With La La Land emerging as the awards season darling, it seems that Emma Stone is the frontrunner to win on Sunday. She does get the film’s most emotional scenes as well as her amazing ability to exude charm. She’s certainly not my choice because I feel La La Land is much more about the experience of the song and dance accompanied by the strong camerawork, and is not a film driven by its actors. But, again, that’s just me.
My choice for Best Actress and someone who can possibly pull off the shocking win is Isabelle Huppert for her role in Paul Verhoeven’s Elle. The twisted sensibilities of Verhoeven’s film only work because of the stunning performance by Huppert. Where the film tangles with extremely tricky subject matter, it emerges on the other side because of the conviction Huppert brings to the character. What I think separates Isabelle Huppert from the pack is that her performance is inseparable from the finished film. There’s no other actress on the planet that could navigate the problematic material of Elle and turn it into a strong, stunning piece of work that challenges viewers as well as entertain.
Who will win: Emma Stone (La La Land)
Who should win: Isabelle Huppert (Elle)
Best Performance by an Actor in a Leading Role
NOMINEES: Casey Affleck (Manchester by the Sea), Andrew Garfield (Hacksaw Ridge), Ryan Gosling (La La Land), Viggo Mortensen (Captain Fantastic), Denzel Washington (Fences)
This was a stellar year for male lead performances but not all of the best performances got Oscar nominations this year, and some nominees got nominated for the wrong movie. Adam Driver in Paterson and Joel Edgerton in Loving were overlooked for their subtle, nuanced performances. Meanwhile, both Ryan Gosling and Andrew Garfield seemed to earn nominations for their weaker performances this year. Nominated for La La Land, Gosling actually gave the far superior performance in The Nice Guys, one that features a physicality that eclipses his dance moves in Damien Chazelle’s musical. Garfield, on the other hand, was nominated for his turn in Mel Gibson’s Hacksaw Ridge, the actor donning a ridiculous Southern accent in Mel’s incongruent war film. But Andrew Garfield’s performance in Martin Scorsese’s Silence eclipses his work in Hacksaw Ridge, and the former is the much more fascinating portrait of faith under duress and driven by a more haunting performance. As is common with awards shows, the better work isn’t always the recognized work.

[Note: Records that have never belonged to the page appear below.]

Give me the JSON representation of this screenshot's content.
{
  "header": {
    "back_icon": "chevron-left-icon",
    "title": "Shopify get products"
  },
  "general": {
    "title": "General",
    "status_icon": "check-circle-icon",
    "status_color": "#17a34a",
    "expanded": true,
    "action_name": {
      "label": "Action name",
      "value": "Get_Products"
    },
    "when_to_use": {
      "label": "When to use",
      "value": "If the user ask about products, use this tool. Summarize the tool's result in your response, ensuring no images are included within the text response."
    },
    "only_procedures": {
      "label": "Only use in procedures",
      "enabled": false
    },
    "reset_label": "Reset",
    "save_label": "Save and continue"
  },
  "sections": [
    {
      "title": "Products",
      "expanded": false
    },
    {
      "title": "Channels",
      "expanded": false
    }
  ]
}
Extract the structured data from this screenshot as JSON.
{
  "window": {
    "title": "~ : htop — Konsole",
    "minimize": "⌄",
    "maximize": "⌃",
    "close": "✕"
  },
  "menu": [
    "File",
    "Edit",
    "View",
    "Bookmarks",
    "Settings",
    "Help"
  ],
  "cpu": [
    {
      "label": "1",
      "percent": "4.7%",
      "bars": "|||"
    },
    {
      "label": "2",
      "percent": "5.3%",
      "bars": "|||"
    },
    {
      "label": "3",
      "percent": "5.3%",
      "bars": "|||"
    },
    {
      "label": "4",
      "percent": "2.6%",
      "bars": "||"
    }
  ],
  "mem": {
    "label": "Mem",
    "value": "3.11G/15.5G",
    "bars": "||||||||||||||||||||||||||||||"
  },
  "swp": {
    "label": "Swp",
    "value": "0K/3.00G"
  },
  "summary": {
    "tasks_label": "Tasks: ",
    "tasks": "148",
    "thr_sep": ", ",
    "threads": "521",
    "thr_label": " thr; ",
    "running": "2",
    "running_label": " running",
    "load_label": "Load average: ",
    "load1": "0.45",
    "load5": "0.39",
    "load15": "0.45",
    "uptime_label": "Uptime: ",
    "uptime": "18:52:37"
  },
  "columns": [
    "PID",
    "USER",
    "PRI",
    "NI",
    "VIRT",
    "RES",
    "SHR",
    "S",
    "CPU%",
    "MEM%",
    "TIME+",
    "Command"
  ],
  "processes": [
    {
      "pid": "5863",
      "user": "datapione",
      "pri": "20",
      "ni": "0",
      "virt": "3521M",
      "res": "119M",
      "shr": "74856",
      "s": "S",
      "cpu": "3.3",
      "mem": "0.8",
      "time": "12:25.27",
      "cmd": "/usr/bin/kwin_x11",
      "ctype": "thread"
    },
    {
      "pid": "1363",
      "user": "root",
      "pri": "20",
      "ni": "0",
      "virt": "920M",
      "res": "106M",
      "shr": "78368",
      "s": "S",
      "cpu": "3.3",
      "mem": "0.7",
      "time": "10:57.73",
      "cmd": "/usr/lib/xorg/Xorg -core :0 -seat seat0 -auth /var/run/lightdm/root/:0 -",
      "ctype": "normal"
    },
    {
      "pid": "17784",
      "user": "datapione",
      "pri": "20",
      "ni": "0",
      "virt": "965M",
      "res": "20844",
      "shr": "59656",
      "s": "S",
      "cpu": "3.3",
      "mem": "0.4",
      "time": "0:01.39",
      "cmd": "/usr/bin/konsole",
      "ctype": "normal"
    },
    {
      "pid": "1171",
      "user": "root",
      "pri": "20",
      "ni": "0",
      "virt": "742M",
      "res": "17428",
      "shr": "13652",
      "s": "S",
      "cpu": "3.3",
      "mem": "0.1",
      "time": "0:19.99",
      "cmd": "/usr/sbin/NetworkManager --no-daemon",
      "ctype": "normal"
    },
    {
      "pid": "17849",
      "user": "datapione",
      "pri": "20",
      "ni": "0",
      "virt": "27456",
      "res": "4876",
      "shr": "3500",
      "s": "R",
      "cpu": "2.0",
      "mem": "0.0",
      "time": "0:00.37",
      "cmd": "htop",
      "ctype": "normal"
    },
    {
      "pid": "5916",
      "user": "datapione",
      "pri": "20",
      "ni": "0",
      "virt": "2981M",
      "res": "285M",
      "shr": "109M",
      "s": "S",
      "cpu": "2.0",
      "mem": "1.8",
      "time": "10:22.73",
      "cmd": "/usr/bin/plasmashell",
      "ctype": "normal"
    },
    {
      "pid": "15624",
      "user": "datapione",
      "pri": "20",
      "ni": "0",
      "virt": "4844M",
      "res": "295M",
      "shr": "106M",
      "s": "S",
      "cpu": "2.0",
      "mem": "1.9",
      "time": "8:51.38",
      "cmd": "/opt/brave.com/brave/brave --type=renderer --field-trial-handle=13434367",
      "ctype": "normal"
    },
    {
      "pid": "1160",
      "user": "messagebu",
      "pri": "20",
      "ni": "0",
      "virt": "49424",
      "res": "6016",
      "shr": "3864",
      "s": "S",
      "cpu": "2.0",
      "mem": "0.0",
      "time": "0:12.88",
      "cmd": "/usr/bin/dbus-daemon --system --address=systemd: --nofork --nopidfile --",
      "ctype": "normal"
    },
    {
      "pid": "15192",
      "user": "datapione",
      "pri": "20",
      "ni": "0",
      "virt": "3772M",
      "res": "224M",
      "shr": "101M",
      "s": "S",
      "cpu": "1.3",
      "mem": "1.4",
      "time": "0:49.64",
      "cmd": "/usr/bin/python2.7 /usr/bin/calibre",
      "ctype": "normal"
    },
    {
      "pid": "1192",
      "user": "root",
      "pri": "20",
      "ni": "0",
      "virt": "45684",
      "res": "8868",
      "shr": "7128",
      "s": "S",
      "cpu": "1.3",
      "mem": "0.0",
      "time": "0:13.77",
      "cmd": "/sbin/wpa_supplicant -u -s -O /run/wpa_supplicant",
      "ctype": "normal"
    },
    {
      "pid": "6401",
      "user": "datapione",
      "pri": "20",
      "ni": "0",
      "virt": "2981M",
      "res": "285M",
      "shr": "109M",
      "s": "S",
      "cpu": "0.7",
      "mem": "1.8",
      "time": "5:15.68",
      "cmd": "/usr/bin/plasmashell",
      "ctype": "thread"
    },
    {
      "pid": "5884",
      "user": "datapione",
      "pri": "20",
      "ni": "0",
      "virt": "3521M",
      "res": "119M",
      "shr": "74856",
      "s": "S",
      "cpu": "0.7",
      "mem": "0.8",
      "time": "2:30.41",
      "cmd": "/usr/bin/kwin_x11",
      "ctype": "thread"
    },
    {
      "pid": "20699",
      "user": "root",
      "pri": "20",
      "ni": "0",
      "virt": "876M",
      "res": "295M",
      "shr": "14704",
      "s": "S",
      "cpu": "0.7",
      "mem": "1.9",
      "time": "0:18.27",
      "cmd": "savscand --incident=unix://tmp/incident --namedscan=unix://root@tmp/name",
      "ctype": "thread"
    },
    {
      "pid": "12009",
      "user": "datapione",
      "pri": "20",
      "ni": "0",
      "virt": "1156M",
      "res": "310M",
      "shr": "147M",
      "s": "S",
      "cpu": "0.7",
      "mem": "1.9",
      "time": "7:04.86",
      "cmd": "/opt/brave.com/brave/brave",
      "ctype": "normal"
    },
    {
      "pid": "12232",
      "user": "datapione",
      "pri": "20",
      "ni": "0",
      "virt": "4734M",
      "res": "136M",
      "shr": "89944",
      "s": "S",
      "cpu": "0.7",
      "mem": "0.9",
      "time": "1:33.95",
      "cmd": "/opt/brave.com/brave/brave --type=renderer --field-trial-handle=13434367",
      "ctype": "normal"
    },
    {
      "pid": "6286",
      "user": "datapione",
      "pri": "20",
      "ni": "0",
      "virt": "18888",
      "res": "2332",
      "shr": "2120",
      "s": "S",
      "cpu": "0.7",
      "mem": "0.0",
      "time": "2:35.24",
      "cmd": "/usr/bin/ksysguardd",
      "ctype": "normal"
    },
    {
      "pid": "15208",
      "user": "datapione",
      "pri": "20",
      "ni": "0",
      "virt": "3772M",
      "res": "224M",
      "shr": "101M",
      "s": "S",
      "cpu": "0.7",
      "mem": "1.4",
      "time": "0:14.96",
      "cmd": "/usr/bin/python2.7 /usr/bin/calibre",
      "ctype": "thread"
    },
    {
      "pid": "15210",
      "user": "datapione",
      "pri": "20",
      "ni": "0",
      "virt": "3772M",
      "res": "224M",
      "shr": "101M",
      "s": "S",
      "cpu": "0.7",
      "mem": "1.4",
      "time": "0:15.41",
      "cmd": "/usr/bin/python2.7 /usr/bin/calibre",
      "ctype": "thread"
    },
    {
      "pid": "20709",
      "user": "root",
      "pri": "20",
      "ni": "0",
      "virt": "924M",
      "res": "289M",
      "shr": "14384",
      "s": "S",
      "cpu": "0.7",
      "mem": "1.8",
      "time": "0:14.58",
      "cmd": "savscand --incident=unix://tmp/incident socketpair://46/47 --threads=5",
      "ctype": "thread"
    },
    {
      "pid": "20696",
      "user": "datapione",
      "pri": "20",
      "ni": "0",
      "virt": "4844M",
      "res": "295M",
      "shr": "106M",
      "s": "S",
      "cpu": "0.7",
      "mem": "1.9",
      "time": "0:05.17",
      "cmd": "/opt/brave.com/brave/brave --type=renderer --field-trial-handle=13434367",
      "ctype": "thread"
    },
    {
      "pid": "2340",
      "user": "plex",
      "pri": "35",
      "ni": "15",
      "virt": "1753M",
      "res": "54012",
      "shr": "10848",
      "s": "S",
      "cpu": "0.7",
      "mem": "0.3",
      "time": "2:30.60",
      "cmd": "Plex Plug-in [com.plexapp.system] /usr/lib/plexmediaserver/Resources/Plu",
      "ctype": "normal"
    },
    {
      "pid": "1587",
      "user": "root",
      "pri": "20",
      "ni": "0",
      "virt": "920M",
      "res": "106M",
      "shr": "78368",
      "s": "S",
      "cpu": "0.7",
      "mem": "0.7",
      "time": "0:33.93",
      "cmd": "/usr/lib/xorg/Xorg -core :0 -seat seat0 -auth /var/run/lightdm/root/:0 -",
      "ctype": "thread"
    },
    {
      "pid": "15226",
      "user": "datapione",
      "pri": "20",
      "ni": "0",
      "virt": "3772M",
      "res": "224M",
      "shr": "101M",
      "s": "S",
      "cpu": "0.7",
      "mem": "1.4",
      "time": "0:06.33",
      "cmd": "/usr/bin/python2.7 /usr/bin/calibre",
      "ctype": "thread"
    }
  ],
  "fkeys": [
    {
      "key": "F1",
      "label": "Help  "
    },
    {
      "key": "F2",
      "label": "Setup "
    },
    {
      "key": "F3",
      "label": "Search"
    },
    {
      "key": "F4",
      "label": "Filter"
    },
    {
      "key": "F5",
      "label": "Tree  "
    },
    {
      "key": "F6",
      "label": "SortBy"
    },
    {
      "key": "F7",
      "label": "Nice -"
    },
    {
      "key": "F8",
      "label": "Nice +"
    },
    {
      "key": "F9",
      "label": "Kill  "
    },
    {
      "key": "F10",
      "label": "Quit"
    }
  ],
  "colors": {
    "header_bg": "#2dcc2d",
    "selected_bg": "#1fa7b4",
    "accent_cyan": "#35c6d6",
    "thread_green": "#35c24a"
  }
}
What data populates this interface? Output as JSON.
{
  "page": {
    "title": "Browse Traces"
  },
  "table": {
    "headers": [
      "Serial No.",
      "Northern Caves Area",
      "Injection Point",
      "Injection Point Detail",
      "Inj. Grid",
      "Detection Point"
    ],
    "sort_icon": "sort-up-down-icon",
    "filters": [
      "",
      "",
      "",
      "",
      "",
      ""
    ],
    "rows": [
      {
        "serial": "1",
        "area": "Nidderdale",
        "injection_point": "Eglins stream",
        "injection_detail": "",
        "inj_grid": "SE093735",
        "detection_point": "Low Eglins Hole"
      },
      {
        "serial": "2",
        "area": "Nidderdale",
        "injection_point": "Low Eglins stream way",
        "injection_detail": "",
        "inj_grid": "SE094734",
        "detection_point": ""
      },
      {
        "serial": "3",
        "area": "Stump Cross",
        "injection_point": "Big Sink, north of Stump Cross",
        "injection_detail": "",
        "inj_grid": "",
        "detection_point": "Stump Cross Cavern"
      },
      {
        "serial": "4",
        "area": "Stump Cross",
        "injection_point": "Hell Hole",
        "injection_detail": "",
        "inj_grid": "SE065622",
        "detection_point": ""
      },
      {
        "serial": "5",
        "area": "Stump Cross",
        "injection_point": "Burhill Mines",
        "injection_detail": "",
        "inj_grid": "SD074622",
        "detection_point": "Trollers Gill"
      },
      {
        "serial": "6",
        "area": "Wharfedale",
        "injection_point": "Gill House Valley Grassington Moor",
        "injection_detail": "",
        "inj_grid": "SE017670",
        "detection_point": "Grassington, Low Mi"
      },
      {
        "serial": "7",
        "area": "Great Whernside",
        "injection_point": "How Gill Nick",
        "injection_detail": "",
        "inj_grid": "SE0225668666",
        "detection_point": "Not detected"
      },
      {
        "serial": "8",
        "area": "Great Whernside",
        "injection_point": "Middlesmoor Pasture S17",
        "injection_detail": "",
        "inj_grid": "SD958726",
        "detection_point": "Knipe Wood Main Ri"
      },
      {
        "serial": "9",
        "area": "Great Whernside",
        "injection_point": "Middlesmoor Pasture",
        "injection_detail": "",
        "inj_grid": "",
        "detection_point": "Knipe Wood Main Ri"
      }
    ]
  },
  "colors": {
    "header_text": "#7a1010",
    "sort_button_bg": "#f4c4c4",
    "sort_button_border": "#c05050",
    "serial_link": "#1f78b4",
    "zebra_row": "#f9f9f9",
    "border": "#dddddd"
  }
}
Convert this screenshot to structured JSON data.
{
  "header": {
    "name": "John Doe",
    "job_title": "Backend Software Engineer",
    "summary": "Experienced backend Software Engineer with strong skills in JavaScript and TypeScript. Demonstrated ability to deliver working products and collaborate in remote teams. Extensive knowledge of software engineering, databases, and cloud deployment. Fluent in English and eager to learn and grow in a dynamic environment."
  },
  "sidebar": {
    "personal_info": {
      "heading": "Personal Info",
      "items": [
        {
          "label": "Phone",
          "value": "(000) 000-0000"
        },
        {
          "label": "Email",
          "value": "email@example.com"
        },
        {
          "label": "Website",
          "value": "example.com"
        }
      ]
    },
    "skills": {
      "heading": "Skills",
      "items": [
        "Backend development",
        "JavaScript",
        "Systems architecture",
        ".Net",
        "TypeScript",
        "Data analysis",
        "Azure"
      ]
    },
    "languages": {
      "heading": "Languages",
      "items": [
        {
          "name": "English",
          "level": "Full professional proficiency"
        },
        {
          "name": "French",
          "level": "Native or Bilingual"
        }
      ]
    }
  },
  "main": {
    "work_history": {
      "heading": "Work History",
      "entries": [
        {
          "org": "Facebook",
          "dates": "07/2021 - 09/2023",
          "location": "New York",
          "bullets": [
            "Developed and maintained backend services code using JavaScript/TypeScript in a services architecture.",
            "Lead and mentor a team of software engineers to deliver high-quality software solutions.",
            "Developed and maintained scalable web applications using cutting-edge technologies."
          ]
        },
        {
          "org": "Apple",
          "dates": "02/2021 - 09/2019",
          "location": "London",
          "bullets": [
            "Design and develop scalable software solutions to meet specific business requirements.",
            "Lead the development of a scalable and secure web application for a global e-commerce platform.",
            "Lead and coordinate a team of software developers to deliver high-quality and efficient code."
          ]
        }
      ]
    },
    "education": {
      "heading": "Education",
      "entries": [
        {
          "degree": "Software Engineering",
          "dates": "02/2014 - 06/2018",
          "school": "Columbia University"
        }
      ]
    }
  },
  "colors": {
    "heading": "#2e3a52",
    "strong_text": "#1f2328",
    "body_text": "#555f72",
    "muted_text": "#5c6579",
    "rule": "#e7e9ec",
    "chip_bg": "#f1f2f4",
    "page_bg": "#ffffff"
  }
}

The odd nomination in this year’s batch is Viggo Mortensen in Captain Fantastic. The patriarch of an oddball hippy family, Mortensen brings a strong performance but it does seem to be on the outside looking in compared to the other nominees, not to mention the great performances overlooked.
When it comes to top honors for actors, it looks to be a showdown between Denzel Washington in Fences and Casey Affleck in Manchester by the Sea, with Affleck maintaining his frontrunner status. Washington delivers a powerhouse performance in Fences, which he also directed, a performance of fury aided by long impassioned speeches. It’s a movie by actors for actors and Washington might very well pull of the upset and leave Casey Affleck sitting in his seat on Sunday night. Affleck, meanwhile, has taken a hit to his reputation with old allegations resurfacing in the heat of the Oscar campaign. Though indefensible, those allegations aren’t on the screen in Manchester by the Sea and Affleck delivers one of the year’s most stunning performances as the shell of a man wrecked by grief and the pain of his past. Will Affleck’s personal issues overshadow his performance on Oscar night? We’ll have to wait and see.
Who will win: Casey Affleck (Manchester by the Sea)
Who should win: Casey Affleck (Manchester by the Sea)